Anti-Venezuelan Resolutions in Congress

Anti-Venezuelan resolutions were recently introduced in the House and Senate Committees on Foreign Relations and may be coming up for a committee vote soon.
We need you to take ACTION RIGHT AWAY –

What are H. Con. Res. 77 and S. Res. 211?

Rep. Jerry Weller (R-IL) introduced H. CON. RES. 77 and Senators Lugar (R-IN) and Dodd (D-CT) introduced S. Res. 211, both of which condemn a decision made by the Venezuelan National Telecommunications Commission not to renew the broadcasting license of Radio Caracas Television (RCTV), a privately owned television station, that is up at the end of
this month.

These resolutions incorrectly describe the decision as being
"political" and a threat to freedom of expression in Venezuela, when in fact this is a regulatory matter based on existing telecommunications law and the provisions of the 1999 Constitution. Furthermore, the constitutional right to make decisions on the licensing of broadcasters
is enjoyed by most governments worldwide, including that of the U.S.

What you can do RIGHT NOW:

If you live in any of the states that are part of the Senate and House Foreign Relations Committee, PLEASE CALL YOUR REPRESENTATIVE:

HOUSE:
http://foreignaffairs.house.gov/members.asp?
committee=full&subnav=subcommittees

SENATE: http://www.senate.gov/~foreign/about.html

If you don't live in a state part of these committees, please call the Chairs of Both committees:

HOUSE: Chairman Lantos 202-225-3531

SENATE: Chairman Biden 202-224-5042

Ask them NOT to sign onto S. Res. 211 and H. Con. Res. 77.

Even better, request a face-to-face meeting with them while they are home between May 28 - June 1.

When you call:

1) Ask to speak to the Legislative Aide who works on Venezuela issues.

2) If you speak to the aide directly, ask him/her to recommend them to speak out against H. Con. Res. 77 / S. Res. 211. If you are put into voicemail, please leave a message.

Talking points to consider for your discussion:

· The resolutions incorrectly describe the non-renewal decision as being "political" and a threat to freedom of expression in Venezuela, when in fact this is a regulatory matter based on existing telecommunications law and the provisions of the 1999 Constitution.

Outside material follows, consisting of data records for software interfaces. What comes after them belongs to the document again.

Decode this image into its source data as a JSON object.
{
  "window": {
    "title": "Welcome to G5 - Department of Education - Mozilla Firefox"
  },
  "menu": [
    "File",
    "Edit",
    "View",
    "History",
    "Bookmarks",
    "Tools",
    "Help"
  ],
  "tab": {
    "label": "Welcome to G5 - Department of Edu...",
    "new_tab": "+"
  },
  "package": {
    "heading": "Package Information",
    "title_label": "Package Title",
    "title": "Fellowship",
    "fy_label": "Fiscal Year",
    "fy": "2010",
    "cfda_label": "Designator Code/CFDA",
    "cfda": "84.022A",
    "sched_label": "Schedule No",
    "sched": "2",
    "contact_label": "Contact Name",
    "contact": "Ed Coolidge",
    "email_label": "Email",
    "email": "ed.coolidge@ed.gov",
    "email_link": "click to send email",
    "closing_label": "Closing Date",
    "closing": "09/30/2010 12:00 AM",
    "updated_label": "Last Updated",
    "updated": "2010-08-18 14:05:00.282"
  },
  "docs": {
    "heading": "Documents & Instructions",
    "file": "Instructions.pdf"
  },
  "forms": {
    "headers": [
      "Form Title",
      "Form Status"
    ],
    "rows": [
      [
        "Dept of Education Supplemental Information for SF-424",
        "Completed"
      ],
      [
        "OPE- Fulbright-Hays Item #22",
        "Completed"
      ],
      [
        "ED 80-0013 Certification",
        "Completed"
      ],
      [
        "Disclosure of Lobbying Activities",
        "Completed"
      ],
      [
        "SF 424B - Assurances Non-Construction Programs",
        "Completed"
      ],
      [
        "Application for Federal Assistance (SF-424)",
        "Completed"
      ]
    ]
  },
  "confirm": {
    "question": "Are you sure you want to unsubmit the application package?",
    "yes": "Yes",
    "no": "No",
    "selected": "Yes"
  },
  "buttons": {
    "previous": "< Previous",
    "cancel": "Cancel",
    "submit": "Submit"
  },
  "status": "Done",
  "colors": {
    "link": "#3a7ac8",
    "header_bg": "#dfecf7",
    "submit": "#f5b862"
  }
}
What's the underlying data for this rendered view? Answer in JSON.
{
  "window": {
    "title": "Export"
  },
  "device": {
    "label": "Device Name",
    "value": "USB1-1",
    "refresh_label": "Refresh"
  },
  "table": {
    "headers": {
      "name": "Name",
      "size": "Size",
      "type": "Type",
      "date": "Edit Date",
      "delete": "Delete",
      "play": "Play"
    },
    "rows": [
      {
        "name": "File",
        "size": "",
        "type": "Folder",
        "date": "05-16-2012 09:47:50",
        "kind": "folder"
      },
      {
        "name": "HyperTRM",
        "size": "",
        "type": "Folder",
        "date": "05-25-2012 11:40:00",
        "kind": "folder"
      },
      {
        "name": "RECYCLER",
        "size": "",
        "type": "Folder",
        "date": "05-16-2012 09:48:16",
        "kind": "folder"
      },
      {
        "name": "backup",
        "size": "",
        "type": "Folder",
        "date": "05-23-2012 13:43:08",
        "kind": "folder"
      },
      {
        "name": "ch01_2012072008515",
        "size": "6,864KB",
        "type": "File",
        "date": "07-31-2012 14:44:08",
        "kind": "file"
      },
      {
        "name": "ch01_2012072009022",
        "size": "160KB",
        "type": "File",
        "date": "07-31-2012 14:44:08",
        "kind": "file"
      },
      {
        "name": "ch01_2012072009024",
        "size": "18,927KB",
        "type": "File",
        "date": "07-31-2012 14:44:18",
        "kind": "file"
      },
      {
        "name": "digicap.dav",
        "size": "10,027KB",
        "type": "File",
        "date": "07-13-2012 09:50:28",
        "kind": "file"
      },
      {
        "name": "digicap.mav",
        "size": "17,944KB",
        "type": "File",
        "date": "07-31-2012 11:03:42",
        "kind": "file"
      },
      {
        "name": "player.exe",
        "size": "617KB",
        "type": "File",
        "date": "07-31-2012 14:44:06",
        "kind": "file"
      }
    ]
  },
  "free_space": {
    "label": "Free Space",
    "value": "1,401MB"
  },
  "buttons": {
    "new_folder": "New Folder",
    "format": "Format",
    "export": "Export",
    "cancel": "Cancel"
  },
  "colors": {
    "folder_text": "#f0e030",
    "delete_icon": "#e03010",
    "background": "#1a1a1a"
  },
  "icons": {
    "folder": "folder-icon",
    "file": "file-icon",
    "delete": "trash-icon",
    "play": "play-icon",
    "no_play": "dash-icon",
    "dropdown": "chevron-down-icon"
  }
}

· RCTV is Venezuela's most often cited station for legal
infractions, including the airing of pornography and cigarette advertisements. Previous offenses committed under other presidential administrations led to repeated closures and fines for RCTV, but the most recent violation is in regard to the role of the station in supporting a coup attempt against President Chavez in 2002 and an oil industry strike in 2002 - 2003.

· The non-renewal of the RCTV broadcasting license does not
alter the Venezuelan government's commitment to freedom of expression. Cable and satellite broadcasts will continue to be available for the station's use.

· The constitutional right to make decisions on the licensing
of broadcasters is enjoyed by most governments worldwide, including that of the U.S. Moreover, the Venezuelan Supreme Court ruled in early May to uphold the non-renewal decision.

· Although the Senate resolution calls on the Organization of
American States (OAS) to condemn Venezuela, José Miguel Insulza, Secretary-General of the OAS, has stated it is up to the Venezuelan courts to solve the dispute over RCTV. Also, the Vice-Chair of the European Parliament's Freedom Commission, Giusto Catania, ruled out that the EU Parliament would pass a resolution against Venezuela for the non-renewal of the RCTV license.

Please forward this message on to friends and ask them to make a similar call.

For more information on how to proceed with this IMPORTANT action, call VIO at 202 347 8081, ext. 603, or email natali@veninfo.org. Sign up for Venezuela news and action alerts at veninfo.org.

Check out the VIO's fact sheet on Press Freedoms in Venezuela: The Case of RCTV.

The media's job is to interest the public in the public interest. -John Dewey